═════ RECORDS
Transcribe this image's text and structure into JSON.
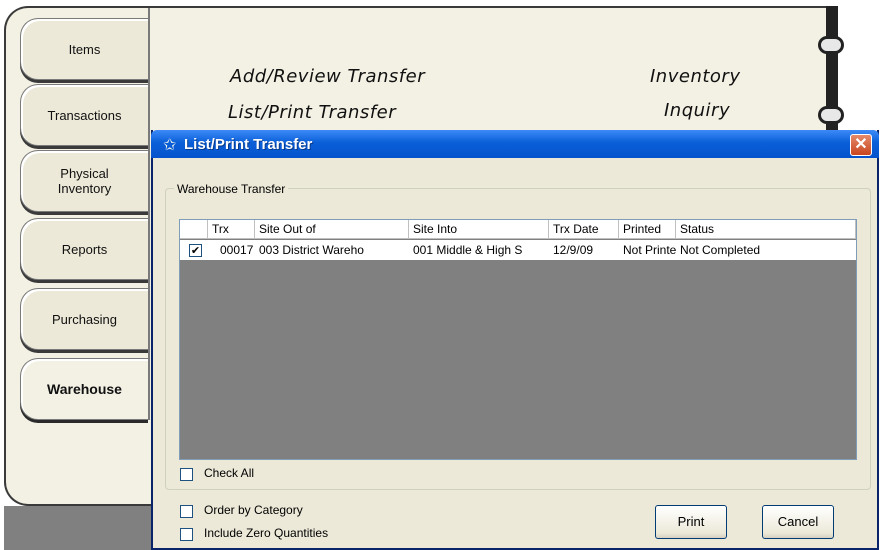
{
  "tabs": [
    {
      "label": "Items"
    },
    {
      "label": "Transactions"
    },
    {
      "label": "Physical Inventory"
    },
    {
      "label": "Reports"
    },
    {
      "label": "Purchasing"
    },
    {
      "label": "Warehouse",
      "active": true
    }
  ],
  "header_links": {
    "add_review": "Add/Review Transfer",
    "list_print": "List/Print Transfer",
    "inventory": "Inventory",
    "inquiry": "Inquiry"
  },
  "dialog": {
    "title": "List/Print Transfer",
    "close_label": "✕",
    "group_label": "Warehouse Transfer",
    "columns": [
      "",
      "Trx",
      "Site Out of",
      "Site Into",
      "Trx Date",
      "Printed",
      "Status"
    ],
    "rows": [
      {
        "checked": true,
        "trx": "00017",
        "site_out": "003 District Wareho",
        "site_into": "001 Middle & High S",
        "trx_date": "12/9/09",
        "printed": "Not Printe",
        "status": "Not Completed"
      }
    ],
    "check_all_label": "Check All",
    "order_by_category_label": "Order by Category",
    "include_zero_label": "Include Zero Quantities",
    "print_label": "Print",
    "cancel_label": "Cancel"
  },
  "colors": {
    "titlebar": "#0553cc",
    "grid_background": "#808080",
    "close_button": "#c8451f"
  }
}
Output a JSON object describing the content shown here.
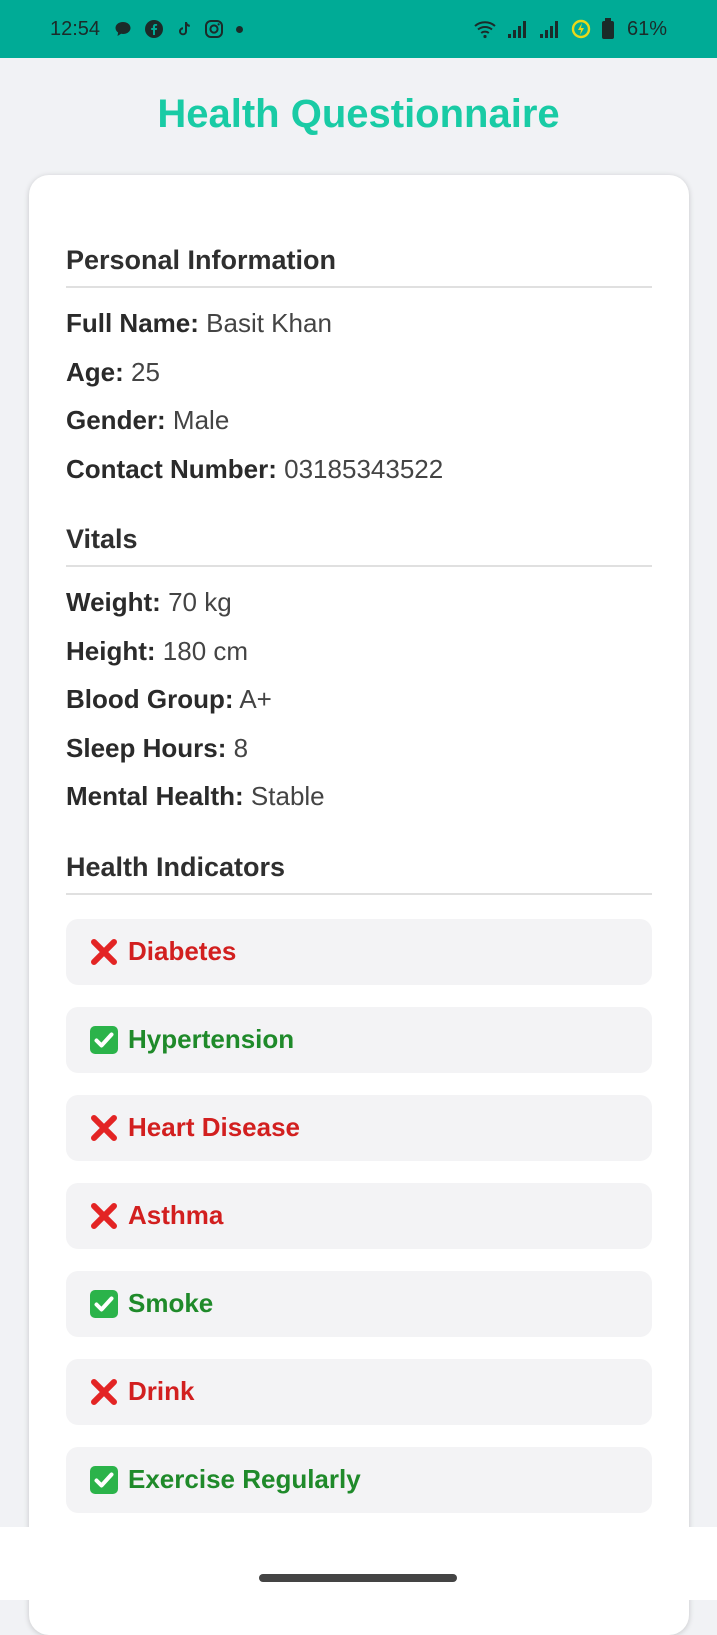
{
  "status_bar": {
    "time": "12:54",
    "battery": "61%",
    "icons": [
      "chat-bubble-icon",
      "facebook-icon",
      "tiktok-icon",
      "instagram-icon",
      "wifi-icon",
      "signal-icon",
      "signal-icon",
      "battery-saver-icon",
      "battery-icon"
    ]
  },
  "title": "Health Questionnaire",
  "colors": {
    "status_bar": "#00ab96",
    "title": "#19cba5",
    "negative": "#d21f1f",
    "positive": "#1f8a2a"
  },
  "personal": {
    "heading": "Personal Information",
    "rows": [
      {
        "label": "Full Name:",
        "value": "Basit Khan"
      },
      {
        "label": "Age:",
        "value": "25"
      },
      {
        "label": "Gender:",
        "value": "Male"
      },
      {
        "label": "Contact Number:",
        "value": "03185343522"
      }
    ]
  },
  "vitals": {
    "heading": "Vitals",
    "rows": [
      {
        "label": "Weight:",
        "value": "70 kg"
      },
      {
        "label": "Height:",
        "value": "180 cm"
      },
      {
        "label": "Blood Group:",
        "value": "A+"
      },
      {
        "label": "Sleep Hours:",
        "value": "8"
      },
      {
        "label": "Mental Health:",
        "value": "Stable"
      }
    ]
  },
  "indicators": {
    "heading": "Health Indicators",
    "items": [
      {
        "label": "Diabetes",
        "status": "no",
        "icon": "cross-mark-icon"
      },
      {
        "label": "Hypertension",
        "status": "yes",
        "icon": "check-mark-icon"
      },
      {
        "label": "Heart Disease",
        "status": "no",
        "icon": "cross-mark-icon"
      },
      {
        "label": "Asthma",
        "status": "no",
        "icon": "cross-mark-icon"
      },
      {
        "label": "Smoke",
        "status": "yes",
        "icon": "check-mark-icon"
      },
      {
        "label": "Drink",
        "status": "no",
        "icon": "cross-mark-icon"
      },
      {
        "label": "Exercise Regularly",
        "status": "yes",
        "icon": "check-mark-icon"
      }
    ]
  }
}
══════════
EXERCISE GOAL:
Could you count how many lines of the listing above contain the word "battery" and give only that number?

RESULT FOR THIS TASK:
3